The Municipal Journal reports (£) that there is a 70% satisfaction rate with the performance of local councils, according to a Populus poll for LG Communications.
This is up fractionally from 68% at the end of last year, and up rather more on 62% in January last year, when there was concern in a lot of places about ice on roads and pavements not being gritted enough.
Those who believe their council provides value for money is up from 46% to 51%.
Of course all these figures vary widely according to individual local authorities.
Given the sharp spending cuts that councils (unlike central Government) have coped with, the satisfaction rating is pretty impressive.
A big factor helping the score is sure to be that, overwhelmingly, councils signed up to the deal to freeze Council Tax.
The full survey is here. In Wales where the Council Tax has been going up, the satisfaction rating is 62% and the value for money rating is 42% – both markedly lower than in England and Scotland. Of course, the sample size becomes smaller when you break it down in this way. But Welsh local government does have the lowest satisfaction rating for Great Britain. I suspect that this is not just a sampling fluke. (South east England has the highest at 77%).
In an analysis Neil Wholey says:
Satisfaction with street cleansing has gone from 67% to 73% between January 2011 and now. Refuse collection satisfaction has gone from 73% to 85% over the same period. The polling on service satisfaction started in January 2011 which was a low point in service delivery due to the problems in quickly removing ice and the disruption this caused to services. Therefore councils have recovered since then and shown improved resilience as time has progressed.

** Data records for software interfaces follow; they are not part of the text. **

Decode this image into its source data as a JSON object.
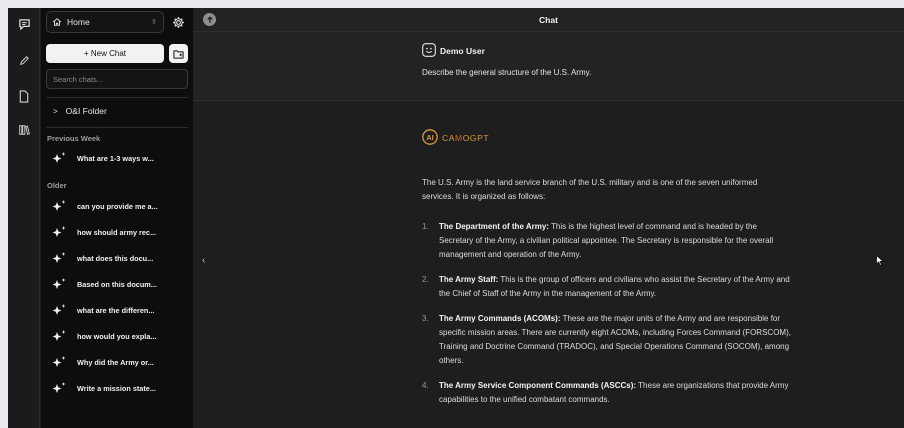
{
  "sidebar": {
    "workspace": "Home",
    "new_chat_label": "+ New Chat",
    "search_placeholder": "Search chats...",
    "folder": "O&I Folder",
    "sections": [
      {
        "title": "Previous Week",
        "items": [
          "What are 1-3 ways w..."
        ]
      },
      {
        "title": "Older",
        "items": [
          "can you provide me a...",
          "how should army rec...",
          "what does this docu...",
          "Based on this docum...",
          "what are the differen...",
          "how would you expla...",
          "Why did the Army or...",
          "Write a mission state..."
        ]
      }
    ]
  },
  "header": {
    "title": "Chat"
  },
  "user_message": {
    "author": "Demo User",
    "text": "Describe the general structure of the U.S. Army."
  },
  "assistant": {
    "name_prefix": "CA",
    "name_highlight": "M",
    "name_suffix": "OGPT",
    "intro": "The U.S. Army is the land service branch of the U.S. military and is one of the seven uniformed services. It is organized as follows:",
    "items": [
      {
        "num": "1.",
        "term": "The Department of the Army:",
        "text": " This is the highest level of command and is headed by the Secretary of the Army, a civilian political appointee. The Secretary is responsible for the overall management and operation of the Army."
      },
      {
        "num": "2.",
        "term": "The Army Staff:",
        "text": " This is the group of officers and civilians who assist the Secretary of the Army and the Chief of Staff of the Army in the management of the Army."
      },
      {
        "num": "3.",
        "term": "The Army Commands (ACOMs):",
        "text": " These are the major units of the Army and are responsible for specific mission areas. There are currently eight ACOMs, including Forces Command (FORSCOM), Training and Doctrine Command (TRADOC), and Special Operations Command (SOCOM), among others."
      },
      {
        "num": "4.",
        "term": "The Army Service Component Commands (ASCCs):",
        "text": " These are organizations that provide Army capabilities to the unified combatant commands."
      }
    ]
  },
  "collapse_glyph": "‹",
  "colors": {
    "brand": "#d89a3c",
    "background": "#1e1e1e",
    "sidebar": "#0d0d0d"
  }
}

There are continued problems with satisfaction with road maintenance, with only 40% of the public thinking that standards are satisfactory, and is an obvious area for improvement if councils are to better meet the needs of their residents. Pavement maintenance is rated slightly higher at 52% and is therefore another area for improvement.
Despite some high profile library closures in the country as a whole, satisfaction with the library service has actually risen.
The big message from the poll is that the doom-mongers who claimed that spending cuts "inevitably" meant service cuts have been confounded. Most councils, although by no means all, have coped well with the cuts, managing to maintain or improve the services that matter to their residents.